ARLA Propertymark has given a detailed response to a government consultation on how the pandemic has hit the private rental sector.
The formal and informal eviction bans are first and foremost in ARLA’s response.
Overall, the association warns that the sector could be impacted in four ways following the second wave of Coronavirus:
- Arrears are likely to rise;
- Landlords’ finances will be hit;
- Compliance will be increasingly difficult; and
- There will be a growing need for financial protection for the most affected.
ARLA says: “The government must recognise that the private rented sector has already been heavily impacted financially in recent years based on the phasing out of tax relief on mortgage interest for landlords, the additional Stamp Duty Land Tax surcharge on buy-to-let property and the Tenant Fees Act 2019. However, the ongoing repercussions of the pandemic mean that landlords' costs have increased significantly, and many landlords can no longer make ends meet.”
It breaks the bulk of its response into four sections.
Evictions: “Our members report that a small number of tenants have taken the government’s decision to protect renters during the national restrictions and over Christmas with no bailiff enforcement action, as a green light to refuse to pay their rent.”
The association believes there is “no reasonable certainty” of how landlords can recover costs.

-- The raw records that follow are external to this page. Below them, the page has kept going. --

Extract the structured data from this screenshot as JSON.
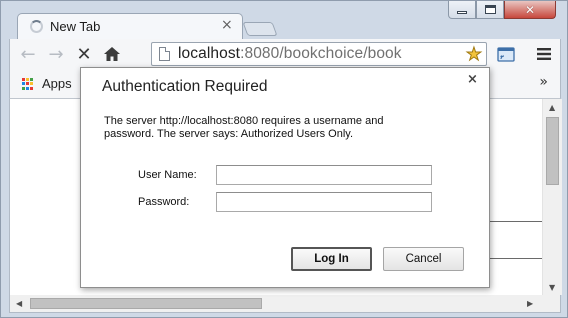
{
  "browser": {
    "tab_title": "New Tab",
    "tab_close_glyph": "×",
    "window_controls": {
      "minimize": "minimize-icon",
      "maximize": "maximize-icon",
      "close_glyph": "✕"
    },
    "toolbar": {
      "back_glyph": "←",
      "forward_glyph": "→",
      "stop_glyph": "✕",
      "home_icon": "home-icon",
      "url_host": "localhost",
      "url_rest": ":8080/bookchoice/book",
      "star_glyph": "★",
      "extension_icon": "cast-icon",
      "menu_icon": "hamburger-menu-icon"
    },
    "bookmarks_bar": {
      "apps_label": "Apps",
      "overflow_glyph": "»",
      "apps_colors": [
        "#e53935",
        "#fbc02d",
        "#43a047",
        "#1e88e5",
        "#e53935",
        "#fbc02d",
        "#43a047",
        "#1e88e5",
        "#e53935"
      ]
    },
    "scrollbars": {
      "up_glyph": "▲",
      "down_glyph": "▼",
      "left_glyph": "◀",
      "right_glyph": "▶"
    }
  },
  "dialog": {
    "title": "Authentication Required",
    "close_glyph": "×",
    "message_line1": "The server http://localhost:8080 requires a username and",
    "message_line2": "password. The server says: Authorized Users Only.",
    "username_label": "User Name:",
    "username_value": "",
    "password_label": "Password:",
    "password_value": "",
    "login_button": "Log In",
    "cancel_button": "Cancel"
  }
}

Financial Support: ARLA wants four actions by government:
1) Ring fenced funding delivered to local authorities and sent to tenants via the Discretionary Housing Payment;
2) A government-backed interest-free loan delivered to tenants who cannot access the Discretionary Housing Payment and paid directly to landlords;

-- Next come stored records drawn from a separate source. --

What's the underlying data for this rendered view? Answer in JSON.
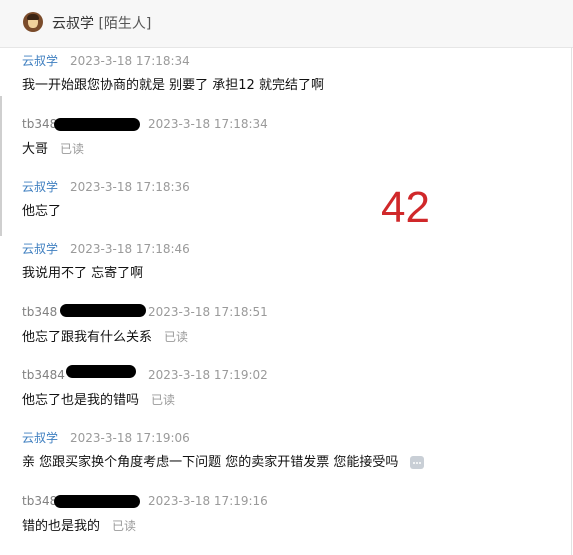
{
  "header": {
    "name": "云叔学",
    "tag": "[陌生人]"
  },
  "overlay_number": "42",
  "messages": [
    {
      "sender": "云叔学",
      "time": "2023-3-18 17:18:34",
      "text": "我一开始跟您协商的就是  别要了 承担12 就完结了啊",
      "status": ""
    },
    {
      "sender": "tb348",
      "time": "2023-3-18 17:18:34",
      "text": "大哥",
      "status": "已读"
    },
    {
      "sender": "云叔学",
      "time": "2023-3-18 17:18:36",
      "text": "他忘了",
      "status": ""
    },
    {
      "sender": "云叔学",
      "time": "2023-3-18 17:18:46",
      "text": "我说用不了 忘寄了啊",
      "status": ""
    },
    {
      "sender": "tb348",
      "time": "2023-3-18 17:18:51",
      "text": "他忘了跟我有什么关系",
      "status": "已读"
    },
    {
      "sender": "tb3484",
      "time": "2023-3-18 17:19:02",
      "text": "他忘了也是我的错吗",
      "status": "已读"
    },
    {
      "sender": "云叔学",
      "time": "2023-3-18 17:19:06",
      "text": "亲 您跟买家换个角度考虑一下问题  您的卖家开错发票  您能接受吗",
      "status": ""
    },
    {
      "sender": "tb348",
      "time": "2023-3-18 17:19:16",
      "text": "错的也是我的",
      "status": "已读"
    }
  ]
}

3) Ensure Universal Credit is adequate and more effective;
4) The government should raise and restore the Local Housing Allowance to the 50th percentile to cover the average cost of rents in a local area.

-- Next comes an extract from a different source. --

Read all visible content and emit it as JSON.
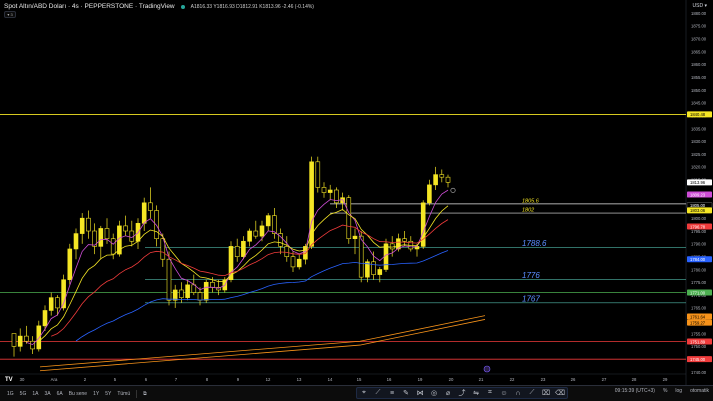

Selective Licensing: ARLA wants the government to control councils pressing ahead with licensing scheme after scheme because these will hit tenants in three ways:
1) Tenants will likely see the cost of licensing passed on to them via rent increases;
2) If landlords who cannot afford the license fee decide not to pay and remove their property from the market, tenants will be forced to seek new homes;
3) With some agents furloughed or working from home they are unable to access relevant paperwork and documentation to complete licensing scheme applications and process fees.
The association warns: “Councils who are pursuing the implementation of licensing schemes are being socially irresponsible as it needlessly puts vulnerable people at risk of being infected.”
Buy To Let: “Fundamentally, landlords cannot be expected to provide homes without being paid. In many instances, rent covers the landlord’s mortgage and maintenance costs, meaning that non-payment puts the tenant at risk of eviction and the landlord at risk of repossession. To reduce the impact of a second wave on the private rented sector the government must take a holistic approach that considers the financial implications of both the pandemic and existing costs that landlords face.”